I found Lady Capulet’s accent (the actress is Hungarian) a distraction, as it took some time for me to get the hang of it, and I lost a lot of her lines because of it. Mercutio was quite good, especially in the Queen Mab speech, but alas his role was cut short, as usual. Although I liked his performance, I felt his character didn’t matter so much in this play, where all but the leads and nursy were remarkably undifferentiated. It’s as if none of these people mattered all that much, it was Verona itself that killed them all – a touch of Fuente Ovejuna – but here it doesn’t seem to help the play, leaving it remarkably cold. For such a passionate people, with love, sex, fighting and vendettas constantly on the agenda, that seems inappropriate.
The fight scenes weren’t entirely convincing, but that may be partly because of the understudy, so no criticism intended. The finger clicking to restart the action or denote a change of scene, usually when the scenes were being overlapped, was too erratic to be effective. On the whole, I found that the strange mixture of realism – costumes, knives, music, etc – jarred with the stylistically heightened acting, so that I could never fully engage with the production. I actually felt the Victorian type of ending, as depicted by Dickens, would work just as well here, as so many of the characters came across as clowns. Paris, for example, with his suit and little ‘tache, reminded me of Captain Darling from Blackadder 4, and his behaviour suggested the similarity may not have been accidental. It’s possible that this production works much better on a proscenium arch stage; if so, I hope they adjust rapidly, as we’re due to see this again during the Winter School, and I’m not sure how I’ll handle it if there aren’t some changes. [Didn’t get to see it again, in fact]
© 2008 Sheila Evans at ilovetheatre.me

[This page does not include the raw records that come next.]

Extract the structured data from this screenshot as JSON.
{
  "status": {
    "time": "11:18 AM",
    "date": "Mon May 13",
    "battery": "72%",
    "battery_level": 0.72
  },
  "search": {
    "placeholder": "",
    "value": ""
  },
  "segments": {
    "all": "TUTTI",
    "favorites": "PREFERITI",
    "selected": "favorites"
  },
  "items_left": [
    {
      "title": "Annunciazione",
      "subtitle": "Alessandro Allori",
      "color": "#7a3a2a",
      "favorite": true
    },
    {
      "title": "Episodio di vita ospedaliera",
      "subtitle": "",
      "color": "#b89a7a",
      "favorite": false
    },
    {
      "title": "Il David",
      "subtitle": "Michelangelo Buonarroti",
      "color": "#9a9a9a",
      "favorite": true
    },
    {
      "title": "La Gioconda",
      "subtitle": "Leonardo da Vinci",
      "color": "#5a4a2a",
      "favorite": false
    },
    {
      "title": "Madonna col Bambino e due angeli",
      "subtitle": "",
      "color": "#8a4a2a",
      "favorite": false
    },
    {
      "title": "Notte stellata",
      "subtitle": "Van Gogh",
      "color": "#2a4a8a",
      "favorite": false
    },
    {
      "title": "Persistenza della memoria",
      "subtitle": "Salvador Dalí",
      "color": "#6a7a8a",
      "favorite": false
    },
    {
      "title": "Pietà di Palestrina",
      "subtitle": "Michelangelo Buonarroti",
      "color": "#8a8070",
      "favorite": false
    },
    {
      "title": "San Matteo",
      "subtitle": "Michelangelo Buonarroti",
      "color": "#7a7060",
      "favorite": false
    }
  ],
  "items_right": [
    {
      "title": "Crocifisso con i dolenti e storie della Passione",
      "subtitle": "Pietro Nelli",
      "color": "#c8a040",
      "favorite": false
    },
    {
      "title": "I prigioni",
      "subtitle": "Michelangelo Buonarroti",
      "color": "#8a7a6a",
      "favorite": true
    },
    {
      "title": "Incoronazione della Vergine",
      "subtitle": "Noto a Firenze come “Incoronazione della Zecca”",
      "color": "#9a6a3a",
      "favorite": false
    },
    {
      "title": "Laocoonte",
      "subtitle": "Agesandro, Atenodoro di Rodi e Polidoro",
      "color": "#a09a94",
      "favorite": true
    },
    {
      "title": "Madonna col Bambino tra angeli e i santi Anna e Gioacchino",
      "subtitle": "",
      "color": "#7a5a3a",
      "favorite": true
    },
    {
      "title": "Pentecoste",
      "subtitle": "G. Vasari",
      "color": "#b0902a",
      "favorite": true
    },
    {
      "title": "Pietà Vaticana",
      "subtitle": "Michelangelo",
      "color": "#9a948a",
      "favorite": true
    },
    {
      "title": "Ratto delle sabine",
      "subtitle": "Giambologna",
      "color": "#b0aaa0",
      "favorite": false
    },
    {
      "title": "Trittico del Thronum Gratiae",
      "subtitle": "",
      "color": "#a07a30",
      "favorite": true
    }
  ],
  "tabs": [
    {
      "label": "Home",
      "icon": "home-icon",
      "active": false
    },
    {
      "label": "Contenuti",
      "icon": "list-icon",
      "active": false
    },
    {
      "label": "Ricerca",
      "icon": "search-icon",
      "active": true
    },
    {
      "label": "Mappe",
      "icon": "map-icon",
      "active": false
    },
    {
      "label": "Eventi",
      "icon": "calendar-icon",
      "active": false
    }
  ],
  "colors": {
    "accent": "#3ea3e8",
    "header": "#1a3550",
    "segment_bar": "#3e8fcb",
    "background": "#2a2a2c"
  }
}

[…] in our modern cities was, if anything, banal, but it is interesting to see that, in my notes for an RSC touring production ten years ago, the director, Neil Bartlett, commented that it wasn’t normal for people to carry knives in our […]